The recently enacted Defend Trade Secrets Act of 2016 (DTSA) provides a new form of expedited relief in federal court for owners of misappropriated trade secrets through an ex parte seizure of property. In “extraordinary circumstances,” DTSA permits a court to issue an order to authorize law enforcement officials to seize property – without advanced notice to the accused – in order to prevent the propagation or dissemination of the trade secret. The utilization of this ex parte seizure does not come without risk.

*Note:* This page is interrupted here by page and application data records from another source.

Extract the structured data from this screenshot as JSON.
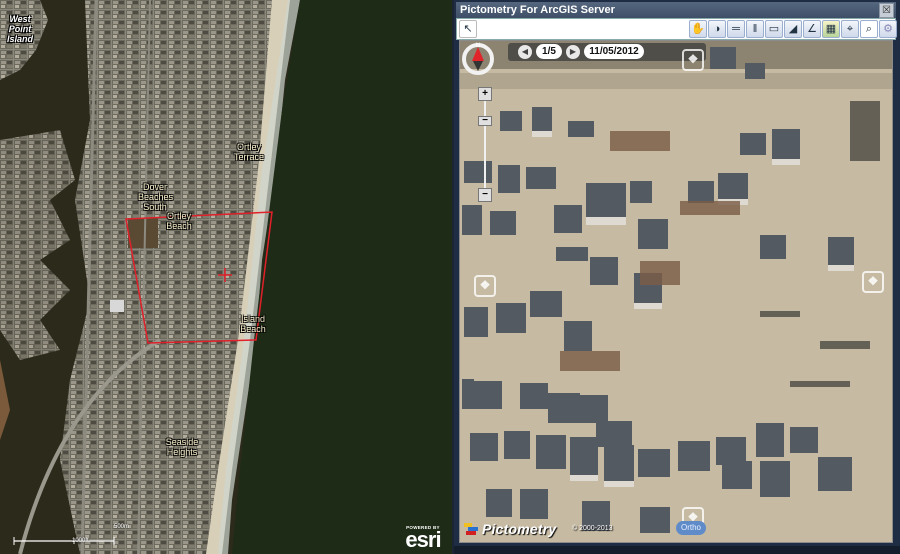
{
  "map": {
    "labels": {
      "west_point_island": "West Point Island",
      "ortley_terrace": "Ortley Terrace",
      "dover_beaches_south": "Dover Beaches South",
      "ortley_beach": "Ortley Beach",
      "island_beach": "Island Beach",
      "seaside_heights": "Seaside Heights"
    },
    "scale": {
      "top_label": "500m",
      "bottom_label": "1000ft"
    },
    "attribution": {
      "powered_by": "POWERED BY",
      "brand": "esri"
    },
    "footprint_color": "#e0202a"
  },
  "panel": {
    "title": "Pictometry For ArcGIS Server",
    "close_label": "☒",
    "toolbar": {
      "select_tool": "select-arrow",
      "tools": [
        {
          "name": "pan-tool",
          "glyph": "✋"
        },
        {
          "name": "globe-tool",
          "glyph": "◑"
        },
        {
          "name": "measure-distance-tool",
          "glyph": "═"
        },
        {
          "name": "measure-height-tool",
          "glyph": "‖"
        },
        {
          "name": "measure-area-tool",
          "glyph": "▭"
        },
        {
          "name": "measure-elevation-tool",
          "glyph": "◢"
        },
        {
          "name": "measure-bearing-tool",
          "glyph": "∠"
        },
        {
          "name": "overlay-tool",
          "glyph": "▦"
        },
        {
          "name": "zoom-to-point-tool",
          "glyph": "⌖"
        },
        {
          "name": "zoom-tool",
          "glyph": "⌕"
        }
      ],
      "settings_glyph": "⚙"
    },
    "viewer": {
      "compass_label": "N",
      "prev_label": "◀",
      "next_label": "▶",
      "image_index": "1/5",
      "date": "11/05/2012",
      "zoom_in": "+",
      "zoom_out": "−",
      "zoom_level": 0.8,
      "logo": "Pictometry",
      "copyright": "© 2000-2013",
      "view_mode": "Ortho",
      "pan_glyph": "❖"
    }
  }
}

Section 2(b)(2)(G) provides that in the case of wrongful or excessive seizure, a person who suffers damages has a cause of action against the applicant and can seek reasonable attorneys’ fees, damages for lost profits, cost of materials, loss of good will and punitive damages.
As we previously reported, the newly-enacted Defend Trade Secrets Act (DTSA) represents a significant new weapon for companies to prosecute trade secret violations. Among other features, the DTSA’s nationwide reach and its provision for judicial seizure, double damages, and attorneys’ fees provide a much more robust enforcement and remedy scheme than is currently available under many state laws.
Congress gave companies a new weapon to fight trade secret theft this week. President Obama signed a law that addresses several issues that often mire trade secret litigation – cross border battles when multiple states are involved, venue and choice of law disputes, and lack of ability to seize trade secrets before they escape a state or the United States. Companies now have a civil federal cause of action (original federal jurisdiction) for trade secret theft and the ability to seize trade secrets through an ex parte temporary injunction procedure that could prove to be incredibly costly for the unfortunate company whose newly hired employee stole trade secrets from a former employer. There will be more to come on these elements over the next few weeks.